  • Published

The 352nd Special Operations Wing welcomed World War II Chindit veterans Sid Machin, Robbie Robertson, and their families, to RAF Mildenhall in a celebration of Air Commando heritage, Jan. 24, 2024.

The visitors toured an MC-130J Commando II and a CV-22B Osprey aircraft, saw demonstrations by Special Tactics Airmen, and learned how Chindit ancestry shaped the mission of the 352 SOW. They also toured a KC-135 tanker aircraft of 100th Air Refueling Squadron and the RAF Mildenhall Air Traffic Control Tower.

The Wing’s history is deeply rooted in both the Chindits, who conducted ground operations in Burma during World War II, and the 1st Air Commando Group, the U.S. Army Air Force element that provided insertion, close air support, and resupply capabilities to the Chindits deep in Japanese-occupied jungles.

“It’s an incredible honor to have Sid and Robbie visit the 352nd to see how the foundation they laid for special operations forces has grown and developed over the years, and for them to teach current Air Commandos the history of the Wing,” said U.S. Air Force Col. Mark McGill, 352nd Special Operations Wing Commander.

The 1st Air Commando Group laid the groundwork for the modern special operations wings that make up Air Force Special Operations Command. Following World War II, the group was disbanded, reformed with other missions, consolidated with other units, moved from the U.S. back to Europe and finally came to live at RAF Mildenhall in 1995 where it was upgraded from a special operations group to the 352 SOW in 2015.

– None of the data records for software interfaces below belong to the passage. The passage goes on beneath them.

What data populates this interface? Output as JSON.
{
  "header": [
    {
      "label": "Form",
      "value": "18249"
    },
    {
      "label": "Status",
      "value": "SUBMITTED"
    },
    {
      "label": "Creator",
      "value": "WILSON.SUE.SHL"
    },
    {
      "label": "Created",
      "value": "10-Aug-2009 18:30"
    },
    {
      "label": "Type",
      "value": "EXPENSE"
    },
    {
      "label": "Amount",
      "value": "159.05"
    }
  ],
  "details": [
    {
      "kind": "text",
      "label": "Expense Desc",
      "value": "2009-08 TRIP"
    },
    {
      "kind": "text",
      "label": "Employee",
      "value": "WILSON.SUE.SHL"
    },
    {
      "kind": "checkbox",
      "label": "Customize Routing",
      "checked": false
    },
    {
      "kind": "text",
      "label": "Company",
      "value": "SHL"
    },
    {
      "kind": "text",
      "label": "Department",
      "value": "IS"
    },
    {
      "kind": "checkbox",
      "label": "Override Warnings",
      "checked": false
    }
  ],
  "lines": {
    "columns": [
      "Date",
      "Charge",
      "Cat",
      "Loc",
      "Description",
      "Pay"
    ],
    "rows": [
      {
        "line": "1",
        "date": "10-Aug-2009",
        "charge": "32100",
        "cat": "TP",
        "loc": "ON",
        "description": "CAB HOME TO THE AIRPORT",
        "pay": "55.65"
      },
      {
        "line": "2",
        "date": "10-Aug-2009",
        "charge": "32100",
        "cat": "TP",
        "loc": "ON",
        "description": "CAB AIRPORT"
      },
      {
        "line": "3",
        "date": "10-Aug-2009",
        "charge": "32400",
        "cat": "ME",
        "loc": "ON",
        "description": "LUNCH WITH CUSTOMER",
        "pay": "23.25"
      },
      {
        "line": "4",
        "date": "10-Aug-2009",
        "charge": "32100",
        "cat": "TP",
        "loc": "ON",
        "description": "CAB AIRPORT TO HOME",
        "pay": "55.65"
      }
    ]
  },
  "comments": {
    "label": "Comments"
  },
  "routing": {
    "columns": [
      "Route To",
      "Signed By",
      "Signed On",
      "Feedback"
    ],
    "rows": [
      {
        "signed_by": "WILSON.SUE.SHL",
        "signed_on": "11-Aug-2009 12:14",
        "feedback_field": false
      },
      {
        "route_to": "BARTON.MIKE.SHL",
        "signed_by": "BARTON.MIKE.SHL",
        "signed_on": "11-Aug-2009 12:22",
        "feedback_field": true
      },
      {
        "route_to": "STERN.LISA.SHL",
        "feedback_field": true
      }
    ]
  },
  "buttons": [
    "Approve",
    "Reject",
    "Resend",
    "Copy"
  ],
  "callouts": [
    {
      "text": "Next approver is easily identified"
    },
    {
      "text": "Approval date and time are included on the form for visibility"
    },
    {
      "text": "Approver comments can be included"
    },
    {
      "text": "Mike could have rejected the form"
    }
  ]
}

Despite restructuring throughout the 20th century, the need for units dedicated to special operations missions was recognized in the 1960s and the story of the Air Commando grew. This necessity fueled the evolution into today’s special operations wings, like the 352 SOW, that take on the most challenging missions the Air Force has to offer.

The 321st Special Tactics Squadron carries on the legacy of special operations and disruption of adversary activities as a ground element integrating air and ground operations. The 67th and 7th Special Operations Squadrons provide specialized access and resupply support to ground elements with the MC-130J and CV-22B, respectively.

The Chindit Society, an organization dedicated to honoring and preserving the legacy of the Chindits, helped coordinate the event and was represented by Lt. Col. (Ret.) Paul Corden of the British Army’s 77th Brigade, named after the original Chindit Brigade, formed by Maj. Gen. Orde Wingate in 1942.

Machin, his son Neil, and Corden flew on an MC-130J during the visit as well. The flight was Sid’s first time on a military aircraft since his time on active duty.
The 352 SOW and the Chindit Society look to continue their strong partnership through events such as Chindit Reunions, the Wing’s Formal Dining Out, and other collaborations between the U.S. and the U.K.